Opera after Drama

Philip Glass and Robert Wilson's most celebrated collaboration, the groundbreaking opera Einstein on the Beach, was premiered at the Avignon Festival in 1976. During its initial European tour, its Metropolitan Opera premiere, and its revivals in 1984 and 1992, Einstein provoked opposed reactions both from the audience and critics. Embedding repetitive structural principles in the spectacle of the late-capitalist media age, the work strongly questions conventional positions in opera, music, theatre, and dance. As one critic wrote recently, “it was a combative declaration from the booming downtown scene directed against the established uptown culture, especially the complex, intellectual styles of contemporary music sanctioned within academia”. Today, despite its aura as a groundbreaking work, Einstein on the Beach is still more known about than known.

Despite its strong impact Einstein thus far has not been subjected to a significant body of critical reflection. As the 2012-2013 series of reperformances re-contextualizes the work in relation to present theoretical, political, and social circumstances, we gratefully take this opportunity to provide theoretical discussions in parallel to the performances of Einstein in Amsterdam. Through a series of panel sessions, the forum will initiate an exchange of views on the politics of reception and the performance strategies of Einstein; the possibility of establishing “opera after drama” in light of its postdramatic features; procedures of repetition and ways of representation that allow Einstein to balance on the edge between modernism and postmodernism; the role of new media, their interaction with bodies and voices on stage, as well as the impact they made on the status and function of the opera.

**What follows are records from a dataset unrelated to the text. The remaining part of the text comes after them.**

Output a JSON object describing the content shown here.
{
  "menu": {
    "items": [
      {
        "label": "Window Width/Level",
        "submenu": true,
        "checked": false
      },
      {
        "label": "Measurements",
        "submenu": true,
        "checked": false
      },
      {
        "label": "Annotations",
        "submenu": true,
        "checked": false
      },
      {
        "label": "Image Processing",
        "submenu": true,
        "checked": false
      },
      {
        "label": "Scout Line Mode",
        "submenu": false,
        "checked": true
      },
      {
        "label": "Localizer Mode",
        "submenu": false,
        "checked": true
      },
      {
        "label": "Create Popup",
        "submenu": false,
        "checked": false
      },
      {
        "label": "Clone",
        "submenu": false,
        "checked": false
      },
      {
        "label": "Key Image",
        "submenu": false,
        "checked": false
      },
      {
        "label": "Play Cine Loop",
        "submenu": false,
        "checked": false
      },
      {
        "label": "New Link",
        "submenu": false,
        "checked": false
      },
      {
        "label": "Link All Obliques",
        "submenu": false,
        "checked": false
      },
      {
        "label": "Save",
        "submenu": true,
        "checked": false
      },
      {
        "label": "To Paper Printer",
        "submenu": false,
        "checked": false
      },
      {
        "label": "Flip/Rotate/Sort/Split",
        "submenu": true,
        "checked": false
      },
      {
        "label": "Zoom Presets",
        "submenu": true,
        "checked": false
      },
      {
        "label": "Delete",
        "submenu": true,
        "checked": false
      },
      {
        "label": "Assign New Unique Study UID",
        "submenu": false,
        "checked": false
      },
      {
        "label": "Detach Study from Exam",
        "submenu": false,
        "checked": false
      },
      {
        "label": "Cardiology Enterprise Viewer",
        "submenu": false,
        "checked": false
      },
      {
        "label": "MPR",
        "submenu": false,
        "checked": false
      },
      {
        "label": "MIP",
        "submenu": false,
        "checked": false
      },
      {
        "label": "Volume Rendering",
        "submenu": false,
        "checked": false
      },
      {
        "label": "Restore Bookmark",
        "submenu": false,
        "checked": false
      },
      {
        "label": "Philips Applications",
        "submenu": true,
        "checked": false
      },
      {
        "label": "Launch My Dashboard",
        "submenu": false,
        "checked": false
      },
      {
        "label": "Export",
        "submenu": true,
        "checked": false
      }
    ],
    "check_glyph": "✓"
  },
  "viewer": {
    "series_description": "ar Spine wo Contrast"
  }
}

The politics of reception encourage an examination of how and why Einstein’s status changed over the years. Its resonance with Hans-Thies Lehmann’s concept of postdramatic theatre provokes discussion about the work’s place in music theatre ‘after opera’. After Wagner’s “Opera and Drama” and Kerman’s Opera as Drama, Einstein appears as ‘opera after drama’, postdramatic opera. The shift from the self-reflexive sound structures of Glass’s early minimalist pieces to the representational mechanisms of repetitive music in an opera that makes references to extra-musical phenomena, provokes new questions. The overall aim of the Amsterdam symposium is to promote an interdisciplinary debate on the question if, how and why Einstein on the Beach still problematizes conventions of the art-world, and how the work could be considered as a prism through which current issues of contemporary performance practice and theory might be seen more clearly.